The study of mathematics enables students to make sense of the world around them and we strive to enable each of our students to explore the connections between their numeracy skills and every-day life. Developing deep thinking and an ability to question the way in which the world works promotes the spiritual growth of students. Students are encouraged to see the sequences, patterns, symmetry and scale both in the man-made and the natural world and to use maths as a tool to explore it more fully.
The moral development of students is an important thread running through the mathematics syllabus. Students are provided with opportunities to use their maths skills in real life contexts, applying and exploring the skills required in solving various problems. For example, students are encouraged to analyse data and consider the implications of misleading or biased statistical calculations. All students are made aware of the fact that the choices they make lead to various consequences. They must then make a choice that relates to the result they are looking for. The logical aspect of this relates strongly to the right/wrong responses in maths.
Problem solving skills and teamwork are fundamental to mathematics through creative thinking, discussion, explaining and presenting ideas. Students are always encouraged to explain concepts to each other and support each other in their learning. In this manner, students realise their own strengths and feel a sense of achievement which often boosts confidence. Over time they become more independent and resilient learners.
Mathematics is a universal language with a myriad of cultural inputs throughout the ages. Various approaches to mathematics from around the world are used and this provides an opportunity to discuss their origins. This includes different multiplication methods from Egypt, Russia and China, Pythagoras’ Theorem from Greece, algebra from the Middle East and debates as to where Trigonometry was first used.
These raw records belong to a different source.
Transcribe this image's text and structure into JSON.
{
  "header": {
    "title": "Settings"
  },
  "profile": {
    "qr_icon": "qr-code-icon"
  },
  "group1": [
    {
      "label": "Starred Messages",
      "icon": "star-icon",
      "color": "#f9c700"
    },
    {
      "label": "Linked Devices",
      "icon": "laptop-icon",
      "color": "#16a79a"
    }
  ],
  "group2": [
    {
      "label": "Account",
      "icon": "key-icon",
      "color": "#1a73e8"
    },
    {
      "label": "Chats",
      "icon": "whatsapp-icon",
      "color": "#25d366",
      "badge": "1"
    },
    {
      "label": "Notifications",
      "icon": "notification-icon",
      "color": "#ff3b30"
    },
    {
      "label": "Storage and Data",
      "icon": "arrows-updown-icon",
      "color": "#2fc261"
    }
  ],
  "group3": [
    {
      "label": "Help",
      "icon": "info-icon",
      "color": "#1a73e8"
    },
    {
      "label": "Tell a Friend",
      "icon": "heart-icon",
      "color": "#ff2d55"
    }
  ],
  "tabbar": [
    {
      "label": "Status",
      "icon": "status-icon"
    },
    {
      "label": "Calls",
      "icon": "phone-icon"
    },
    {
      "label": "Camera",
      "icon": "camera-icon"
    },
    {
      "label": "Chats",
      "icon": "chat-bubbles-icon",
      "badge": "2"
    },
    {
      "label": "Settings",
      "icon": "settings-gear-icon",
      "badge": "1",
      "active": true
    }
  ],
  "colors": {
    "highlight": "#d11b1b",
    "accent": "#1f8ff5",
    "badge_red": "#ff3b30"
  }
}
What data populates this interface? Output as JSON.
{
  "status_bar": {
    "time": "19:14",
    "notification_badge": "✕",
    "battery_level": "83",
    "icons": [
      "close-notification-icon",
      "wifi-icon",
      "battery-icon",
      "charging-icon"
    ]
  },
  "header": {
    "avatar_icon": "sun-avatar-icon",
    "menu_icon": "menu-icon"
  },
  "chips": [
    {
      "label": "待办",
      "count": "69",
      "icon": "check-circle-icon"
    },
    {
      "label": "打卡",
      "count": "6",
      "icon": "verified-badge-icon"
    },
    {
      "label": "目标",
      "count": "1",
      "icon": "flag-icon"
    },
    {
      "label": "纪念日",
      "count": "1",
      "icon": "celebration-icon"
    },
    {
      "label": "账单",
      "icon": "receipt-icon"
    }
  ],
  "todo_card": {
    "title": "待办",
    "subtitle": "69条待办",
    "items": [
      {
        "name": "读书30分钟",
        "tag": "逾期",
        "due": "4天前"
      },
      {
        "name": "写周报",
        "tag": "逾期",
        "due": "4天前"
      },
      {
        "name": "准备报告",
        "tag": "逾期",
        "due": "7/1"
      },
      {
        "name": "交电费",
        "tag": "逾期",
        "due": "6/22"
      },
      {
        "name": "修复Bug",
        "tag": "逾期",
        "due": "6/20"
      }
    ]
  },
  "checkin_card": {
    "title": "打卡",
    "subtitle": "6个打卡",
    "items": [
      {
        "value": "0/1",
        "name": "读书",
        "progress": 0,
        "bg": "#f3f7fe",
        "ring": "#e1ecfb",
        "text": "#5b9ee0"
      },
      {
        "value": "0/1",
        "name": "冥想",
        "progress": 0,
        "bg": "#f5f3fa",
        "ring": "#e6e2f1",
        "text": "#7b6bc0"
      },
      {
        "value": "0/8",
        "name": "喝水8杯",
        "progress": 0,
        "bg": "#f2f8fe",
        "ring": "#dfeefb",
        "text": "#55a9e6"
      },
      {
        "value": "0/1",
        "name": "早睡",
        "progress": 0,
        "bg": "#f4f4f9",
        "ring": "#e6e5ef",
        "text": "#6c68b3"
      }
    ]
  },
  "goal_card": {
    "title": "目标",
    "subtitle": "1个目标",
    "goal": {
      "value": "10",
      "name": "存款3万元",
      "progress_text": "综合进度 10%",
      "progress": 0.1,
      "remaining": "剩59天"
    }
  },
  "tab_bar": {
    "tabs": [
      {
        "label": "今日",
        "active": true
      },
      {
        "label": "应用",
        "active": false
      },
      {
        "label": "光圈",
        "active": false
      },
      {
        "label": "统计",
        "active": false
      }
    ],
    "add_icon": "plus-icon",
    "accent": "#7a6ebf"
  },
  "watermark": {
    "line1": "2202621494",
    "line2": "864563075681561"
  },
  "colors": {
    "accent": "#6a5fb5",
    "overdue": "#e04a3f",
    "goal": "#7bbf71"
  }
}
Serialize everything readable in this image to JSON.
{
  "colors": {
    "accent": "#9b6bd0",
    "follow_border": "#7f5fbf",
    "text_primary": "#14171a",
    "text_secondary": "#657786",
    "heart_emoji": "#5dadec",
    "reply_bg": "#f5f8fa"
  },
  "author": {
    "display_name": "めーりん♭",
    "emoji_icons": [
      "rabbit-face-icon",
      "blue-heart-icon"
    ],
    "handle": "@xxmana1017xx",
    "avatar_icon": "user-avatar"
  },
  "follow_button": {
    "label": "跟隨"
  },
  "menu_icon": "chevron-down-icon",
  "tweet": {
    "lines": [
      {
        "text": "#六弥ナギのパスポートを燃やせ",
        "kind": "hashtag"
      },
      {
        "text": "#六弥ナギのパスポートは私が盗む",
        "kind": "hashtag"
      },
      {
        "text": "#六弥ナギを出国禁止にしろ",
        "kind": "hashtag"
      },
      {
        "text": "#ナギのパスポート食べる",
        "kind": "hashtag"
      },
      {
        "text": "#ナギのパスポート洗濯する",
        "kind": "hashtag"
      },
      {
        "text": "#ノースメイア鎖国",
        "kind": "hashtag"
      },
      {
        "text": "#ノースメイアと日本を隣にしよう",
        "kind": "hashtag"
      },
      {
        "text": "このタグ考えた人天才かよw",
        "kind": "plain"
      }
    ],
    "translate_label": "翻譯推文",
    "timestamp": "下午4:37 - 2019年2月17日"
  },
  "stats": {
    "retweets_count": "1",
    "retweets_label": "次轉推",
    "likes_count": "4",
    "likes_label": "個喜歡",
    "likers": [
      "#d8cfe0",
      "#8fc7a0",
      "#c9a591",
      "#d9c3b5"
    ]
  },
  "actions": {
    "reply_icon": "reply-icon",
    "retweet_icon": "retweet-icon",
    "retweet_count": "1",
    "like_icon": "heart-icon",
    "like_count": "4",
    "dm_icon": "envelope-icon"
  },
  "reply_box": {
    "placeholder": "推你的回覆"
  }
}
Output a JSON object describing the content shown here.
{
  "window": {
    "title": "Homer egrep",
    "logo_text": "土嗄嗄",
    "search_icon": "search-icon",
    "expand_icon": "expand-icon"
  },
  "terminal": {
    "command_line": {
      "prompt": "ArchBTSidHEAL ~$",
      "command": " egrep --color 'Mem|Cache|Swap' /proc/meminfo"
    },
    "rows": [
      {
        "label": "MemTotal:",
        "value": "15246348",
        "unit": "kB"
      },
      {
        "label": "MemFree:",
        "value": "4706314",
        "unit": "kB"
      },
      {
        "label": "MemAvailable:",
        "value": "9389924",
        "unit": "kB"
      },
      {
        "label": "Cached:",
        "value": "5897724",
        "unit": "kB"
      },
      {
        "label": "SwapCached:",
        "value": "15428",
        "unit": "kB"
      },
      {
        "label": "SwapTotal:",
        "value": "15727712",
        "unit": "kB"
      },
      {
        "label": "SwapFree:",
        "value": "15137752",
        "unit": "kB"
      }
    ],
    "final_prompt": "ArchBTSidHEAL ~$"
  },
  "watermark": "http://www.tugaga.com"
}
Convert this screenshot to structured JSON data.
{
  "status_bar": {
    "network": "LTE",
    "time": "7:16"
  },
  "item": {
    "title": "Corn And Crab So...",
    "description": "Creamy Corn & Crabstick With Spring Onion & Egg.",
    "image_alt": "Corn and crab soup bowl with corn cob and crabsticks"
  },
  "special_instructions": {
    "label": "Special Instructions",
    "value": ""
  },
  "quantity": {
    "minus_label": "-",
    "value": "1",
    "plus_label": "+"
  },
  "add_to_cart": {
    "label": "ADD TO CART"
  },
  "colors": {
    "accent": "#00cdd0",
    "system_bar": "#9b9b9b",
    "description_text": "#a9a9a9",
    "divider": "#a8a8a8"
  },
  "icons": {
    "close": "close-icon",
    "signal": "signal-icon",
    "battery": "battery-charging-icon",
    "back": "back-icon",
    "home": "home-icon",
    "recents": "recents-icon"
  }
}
We try to develop an awareness of both the history of maths alongside the realisation that many topics we still learn today have travelled across the world and are used internationally.